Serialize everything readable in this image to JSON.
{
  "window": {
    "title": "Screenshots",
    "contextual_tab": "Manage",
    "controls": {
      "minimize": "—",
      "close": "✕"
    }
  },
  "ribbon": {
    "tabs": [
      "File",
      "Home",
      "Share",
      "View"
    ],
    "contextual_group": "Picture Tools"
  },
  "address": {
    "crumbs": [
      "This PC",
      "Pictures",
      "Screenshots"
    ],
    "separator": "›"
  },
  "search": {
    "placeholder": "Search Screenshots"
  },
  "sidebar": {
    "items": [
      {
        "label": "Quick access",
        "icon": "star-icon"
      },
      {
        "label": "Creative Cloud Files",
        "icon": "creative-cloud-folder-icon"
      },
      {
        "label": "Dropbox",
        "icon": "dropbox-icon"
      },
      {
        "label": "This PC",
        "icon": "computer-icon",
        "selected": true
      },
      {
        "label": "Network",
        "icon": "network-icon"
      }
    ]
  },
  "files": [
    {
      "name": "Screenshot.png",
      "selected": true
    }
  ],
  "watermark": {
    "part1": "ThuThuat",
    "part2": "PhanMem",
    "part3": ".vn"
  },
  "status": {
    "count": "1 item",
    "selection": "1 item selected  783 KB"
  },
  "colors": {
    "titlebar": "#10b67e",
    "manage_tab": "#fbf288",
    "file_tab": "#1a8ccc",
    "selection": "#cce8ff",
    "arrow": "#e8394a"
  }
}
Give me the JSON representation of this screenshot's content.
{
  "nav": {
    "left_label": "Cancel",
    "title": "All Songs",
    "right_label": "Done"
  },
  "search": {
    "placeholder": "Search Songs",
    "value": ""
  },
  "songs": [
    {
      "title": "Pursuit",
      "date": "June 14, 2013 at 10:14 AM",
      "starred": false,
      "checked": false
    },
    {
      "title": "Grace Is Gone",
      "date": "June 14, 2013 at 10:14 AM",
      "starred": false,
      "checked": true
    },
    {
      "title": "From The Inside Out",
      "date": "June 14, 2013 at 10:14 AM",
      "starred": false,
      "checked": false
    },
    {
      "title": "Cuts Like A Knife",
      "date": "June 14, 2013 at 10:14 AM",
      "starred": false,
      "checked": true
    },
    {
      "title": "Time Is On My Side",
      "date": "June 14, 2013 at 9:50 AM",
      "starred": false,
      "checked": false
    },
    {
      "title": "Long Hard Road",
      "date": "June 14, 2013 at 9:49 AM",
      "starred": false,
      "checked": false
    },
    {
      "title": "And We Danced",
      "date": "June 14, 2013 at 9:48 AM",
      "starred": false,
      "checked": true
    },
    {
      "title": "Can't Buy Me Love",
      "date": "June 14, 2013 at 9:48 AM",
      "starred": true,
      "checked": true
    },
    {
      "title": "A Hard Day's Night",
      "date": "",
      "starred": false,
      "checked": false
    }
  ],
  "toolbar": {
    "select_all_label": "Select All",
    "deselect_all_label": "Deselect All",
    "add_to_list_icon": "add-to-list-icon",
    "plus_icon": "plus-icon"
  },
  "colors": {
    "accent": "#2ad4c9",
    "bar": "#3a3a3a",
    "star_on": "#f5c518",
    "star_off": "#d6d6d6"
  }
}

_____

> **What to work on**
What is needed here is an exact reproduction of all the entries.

> **Your solution**
Serialize everything readable in this image to JSON.
{
  "window": {
    "title": "Screenshots",
    "contextual_tab": "Manage",
    "controls": {
      "minimize": "—",
      "close": "✕"
    }
  },
  "ribbon": {
    "tabs": [
      "File",
      "Home",
      "Share",
      "View"
    ],
    "contextual_group": "Picture Tools"
  },
  "address": {
    "crumbs": [
      "This PC",
      "Pictures",
      "Screenshots"
    ],
    "separator": "›"
  },
  "search": {
    "placeholder": "Search Screenshots"
  },
  "sidebar": {
    "items": [
      {
        "label": "Quick access",
        "icon": "star-icon"
      },
      {
        "label": "Creative Cloud Files",
        "icon": "creative-cloud-folder-icon"
      },
      {
        "label": "Dropbox",
        "icon": "dropbox-icon"
      },
      {
        "label": "This PC",
        "icon": "computer-icon",
        "selected": true
      },
      {
        "label": "Network",
        "icon": "network-icon"
      }
    ]
  },
  "files": [
    {
      "name": "Screenshot.png",
      "selected": true
    }
  ],
  "watermark": {
    "part1": "ThuThuat",
    "part2": "PhanMem",
    "part3": ".vn"
  },
  "status": {
    "count": "1 item",
    "selection": "1 item selected  783 KB"
  },
  "colors": {
    "titlebar": "#10b67e",
    "manage_tab": "#fbf288",
    "file_tab": "#1a8ccc",
    "selection": "#cce8ff",
    "arrow": "#e8394a"
  }
}
Give me the JSON representation of this screenshot's content.
{
  "nav": {
    "left_label": "Cancel",
    "title": "All Songs",
    "right_label": "Done"
  },
  "search": {
    "placeholder": "Search Songs",
    "value": ""
  },
  "songs": [
    {
      "title": "Pursuit",
      "date": "June 14, 2013 at 10:14 AM",
      "starred": false,
      "checked": false
    },
    {
      "title": "Grace Is Gone",
      "date": "June 14, 2013 at 10:14 AM",
      "starred": false,
      "checked": true
    },
    {
      "title": "From The Inside Out",
      "date": "June 14, 2013 at 10:14 AM",
      "starred": false,
      "checked": false
    },
    {
      "title": "Cuts Like A Knife",
      "date": "June 14, 2013 at 10:14 AM",
      "starred": false,
      "checked": true
    },
    {
      "title": "Time Is On My Side",
      "date": "June 14, 2013 at 9:50 AM",
      "starred": false,
      "checked": false
    },
    {
      "title": "Long Hard Road",
      "date": "June 14, 2013 at 9:49 AM",
      "starred": false,
      "checked": false
    },
    {
      "title": "And We Danced",
      "date": "June 14, 2013 at 9:48 AM",
      "starred": false,
      "checked": true
    },
    {
      "title": "Can't Buy Me Love",
      "date": "June 14, 2013 at 9:48 AM",
      "starred": true,
      "checked": true
    },
    {
      "title": "A Hard Day's Night",
      "date": "",
      "starred": false,
      "checked": false
    }
  ],
  "toolbar": {
    "select_all_label": "Select All",
    "deselect_all_label": "Deselect All",
    "add_to_list_icon": "add-to-list-icon",
    "plus_icon": "plus-icon"
  },
  "colors": {
    "accent": "#2ad4c9",
    "bar": "#3a3a3a",
    "star_on": "#f5c518",
    "star_off": "#d6d6d6"
  }
}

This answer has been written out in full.